What the task requires: The word "title" occurs in some of the lines below; copy each of those lines.

App and web page records
BEGIN

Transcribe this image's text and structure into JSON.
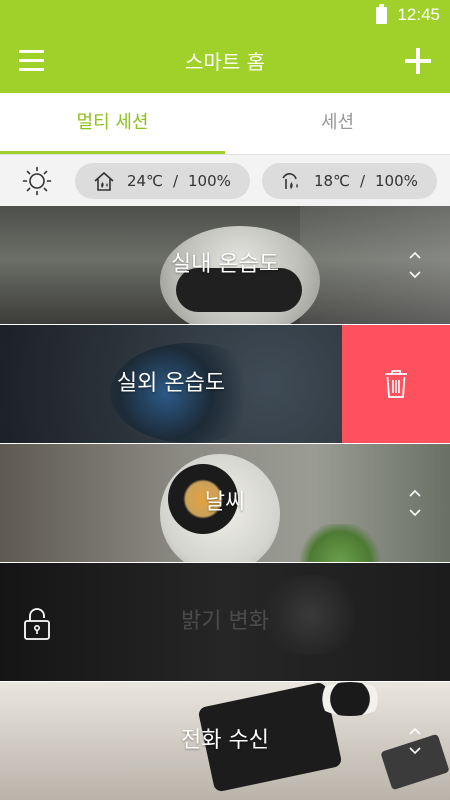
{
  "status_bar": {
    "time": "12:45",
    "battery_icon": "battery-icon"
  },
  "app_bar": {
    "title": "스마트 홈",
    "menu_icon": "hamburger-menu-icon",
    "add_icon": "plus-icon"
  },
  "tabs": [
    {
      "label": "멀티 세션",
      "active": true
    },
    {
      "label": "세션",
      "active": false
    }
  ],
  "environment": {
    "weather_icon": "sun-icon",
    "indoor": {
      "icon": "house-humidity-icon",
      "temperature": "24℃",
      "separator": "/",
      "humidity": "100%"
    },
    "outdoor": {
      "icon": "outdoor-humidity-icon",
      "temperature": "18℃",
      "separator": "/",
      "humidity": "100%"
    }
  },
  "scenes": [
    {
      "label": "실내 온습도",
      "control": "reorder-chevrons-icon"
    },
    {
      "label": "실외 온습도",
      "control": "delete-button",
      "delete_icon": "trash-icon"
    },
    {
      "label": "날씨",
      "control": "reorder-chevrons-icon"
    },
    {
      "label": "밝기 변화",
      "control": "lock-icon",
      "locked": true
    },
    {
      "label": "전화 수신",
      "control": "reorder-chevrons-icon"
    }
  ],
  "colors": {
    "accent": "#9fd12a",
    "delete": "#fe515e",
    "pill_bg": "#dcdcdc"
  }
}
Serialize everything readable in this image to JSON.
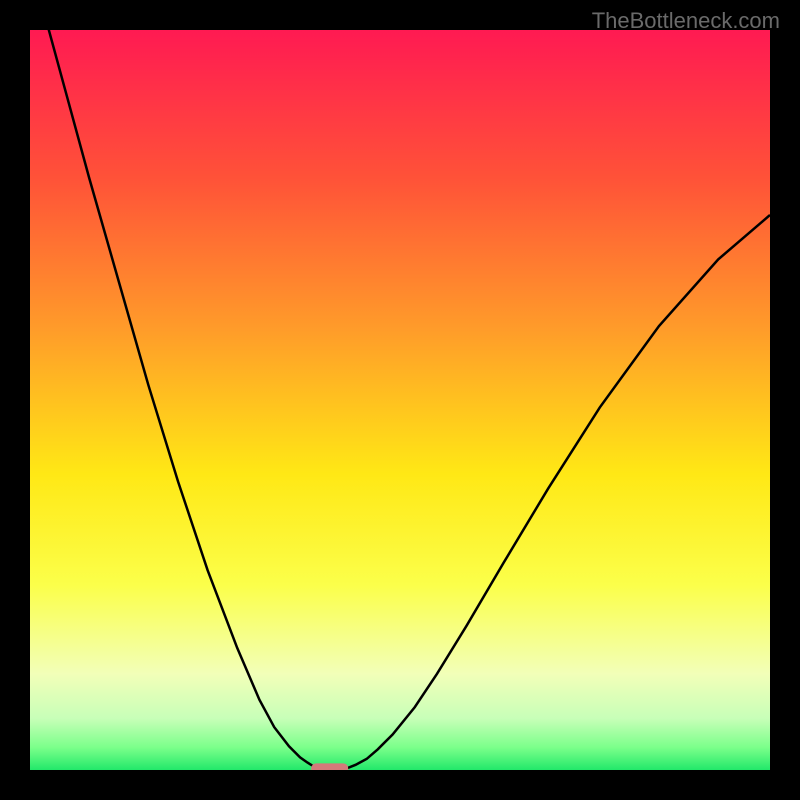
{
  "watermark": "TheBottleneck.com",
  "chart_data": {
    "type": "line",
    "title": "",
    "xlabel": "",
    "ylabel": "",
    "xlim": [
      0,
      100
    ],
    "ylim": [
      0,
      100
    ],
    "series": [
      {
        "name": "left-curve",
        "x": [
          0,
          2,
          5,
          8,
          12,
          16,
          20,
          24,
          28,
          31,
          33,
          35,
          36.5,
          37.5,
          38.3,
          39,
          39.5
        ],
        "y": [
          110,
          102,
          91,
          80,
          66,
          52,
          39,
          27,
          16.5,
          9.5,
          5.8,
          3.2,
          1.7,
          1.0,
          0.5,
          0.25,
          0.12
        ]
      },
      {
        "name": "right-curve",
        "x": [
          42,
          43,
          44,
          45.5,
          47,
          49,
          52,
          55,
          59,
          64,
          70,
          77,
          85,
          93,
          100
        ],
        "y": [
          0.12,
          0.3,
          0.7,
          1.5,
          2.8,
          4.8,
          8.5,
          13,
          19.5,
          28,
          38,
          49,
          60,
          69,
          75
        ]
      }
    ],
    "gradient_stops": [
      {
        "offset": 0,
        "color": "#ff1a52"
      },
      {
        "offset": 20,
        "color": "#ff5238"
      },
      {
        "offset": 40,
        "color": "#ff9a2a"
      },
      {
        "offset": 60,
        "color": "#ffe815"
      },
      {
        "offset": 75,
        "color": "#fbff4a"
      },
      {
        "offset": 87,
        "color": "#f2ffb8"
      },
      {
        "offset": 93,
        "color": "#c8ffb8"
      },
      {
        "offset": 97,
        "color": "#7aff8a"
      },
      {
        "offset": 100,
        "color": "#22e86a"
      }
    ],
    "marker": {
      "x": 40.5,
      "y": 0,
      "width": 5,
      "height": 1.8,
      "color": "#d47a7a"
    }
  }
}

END
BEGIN

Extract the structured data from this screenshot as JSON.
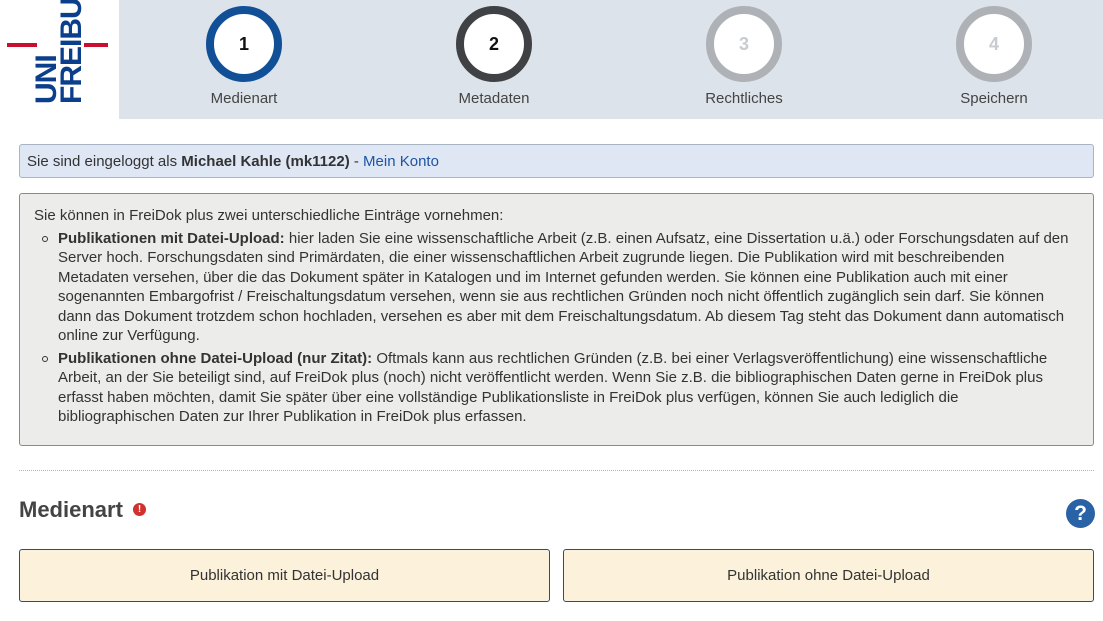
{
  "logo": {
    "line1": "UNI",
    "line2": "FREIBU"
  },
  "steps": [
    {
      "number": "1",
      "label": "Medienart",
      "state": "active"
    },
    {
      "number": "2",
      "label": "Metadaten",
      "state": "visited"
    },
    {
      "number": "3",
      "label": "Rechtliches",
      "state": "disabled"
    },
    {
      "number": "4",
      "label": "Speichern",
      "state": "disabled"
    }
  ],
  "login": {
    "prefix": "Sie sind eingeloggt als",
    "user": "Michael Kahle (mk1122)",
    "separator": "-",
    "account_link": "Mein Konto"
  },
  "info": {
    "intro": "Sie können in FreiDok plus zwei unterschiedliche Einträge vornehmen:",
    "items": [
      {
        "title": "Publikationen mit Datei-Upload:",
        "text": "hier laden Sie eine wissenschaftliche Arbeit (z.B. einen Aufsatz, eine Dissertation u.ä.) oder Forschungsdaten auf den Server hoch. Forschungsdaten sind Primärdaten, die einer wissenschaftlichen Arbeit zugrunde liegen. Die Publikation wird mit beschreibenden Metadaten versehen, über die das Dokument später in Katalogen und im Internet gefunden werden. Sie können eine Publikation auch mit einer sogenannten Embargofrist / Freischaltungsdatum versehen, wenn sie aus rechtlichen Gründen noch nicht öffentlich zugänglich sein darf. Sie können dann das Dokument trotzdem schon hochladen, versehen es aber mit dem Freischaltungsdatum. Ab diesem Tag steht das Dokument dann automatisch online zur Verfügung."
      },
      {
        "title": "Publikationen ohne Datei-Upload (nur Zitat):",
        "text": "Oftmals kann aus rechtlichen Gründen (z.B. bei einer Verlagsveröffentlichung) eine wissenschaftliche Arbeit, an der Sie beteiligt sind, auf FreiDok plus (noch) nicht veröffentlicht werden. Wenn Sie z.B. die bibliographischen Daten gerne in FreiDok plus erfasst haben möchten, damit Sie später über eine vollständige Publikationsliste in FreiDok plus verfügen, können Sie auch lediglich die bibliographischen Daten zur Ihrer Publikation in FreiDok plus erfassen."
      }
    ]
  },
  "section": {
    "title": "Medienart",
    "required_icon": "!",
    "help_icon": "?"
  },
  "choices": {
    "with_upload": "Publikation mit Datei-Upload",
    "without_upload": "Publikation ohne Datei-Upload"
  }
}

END

Completed task:
    "title": "스마트 홈",
    "title": "",
        "title": "Publikationen mit Datei-Upload:",
        "title": "Publikationen ohne Datei-Upload (nur Zitat):",
    "title": "Medienart",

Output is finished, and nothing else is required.